It turns out that the girl from the first scene is the daughter of Christian Longo, who has been captured and accused of murdering his entire family. Here’s the kicker: when first asked, he identified himself as Michael Finkel of the New York Times. From then on, True Story follows Finkel and Longo in their discussions regarding the murders, the trial, and Finkel’s knack for the art of storytelling.

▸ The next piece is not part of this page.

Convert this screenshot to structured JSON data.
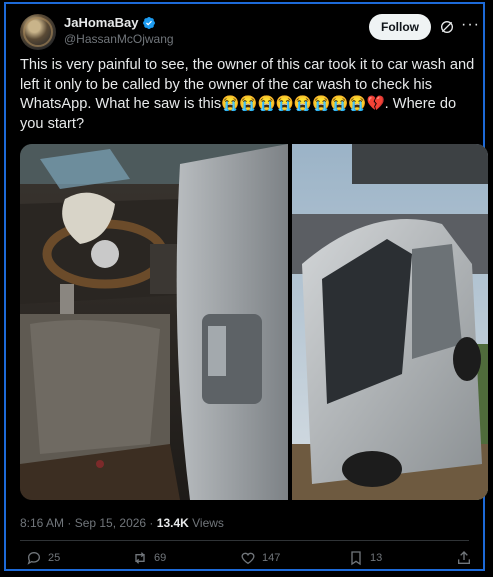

Why the long introductory summary? Because this movie is a character piece at its core… without necessarily the style of commitment as say 12 Angry Men, but a character piece nonetheless. It draws you in with such an interesting premise, and the acting abilities and chemistry of Hill and Franco seal the deal. A large portion of the film is right up in the faces of both these actors, which brings out an intensity appropriate for the story. They do an amazing job capturing the subtleties of facial gestures and tone of voice to really keep you guessing what’s going on inside the minds of both men.
To break up these visits between Finkel and Longo, a few auxiliary interactions are introduced between the main characters and secondary characters, including Finkel’s wife Jill. These separate storylines at first feel like they’re bringing deeper meaning to the main characters, but toward the end of the film, they seem more distracting than anything else (not as distracting as that scene from Ace Ventura constantly playing the background of my head… “Einhorn is Finkle. Finkle is Einhorn!”). But to shoot it straight, due to the intense character development and heavy focus toward the relationship between the two main characters, a movie like this can either be extremely boring or completely captivating. I found it to be the latter through the first ninety minutes. They started losing me in the last ten and on the drive home when I couldn’t help but second guess why a lot of those late scenes and auxiliary storylines actually made the cut. That being said, the ability to draw in the audience in the way that True Story did makes it a movie I would probably see again.
Grade: BRecommend0 recommendationsPublished in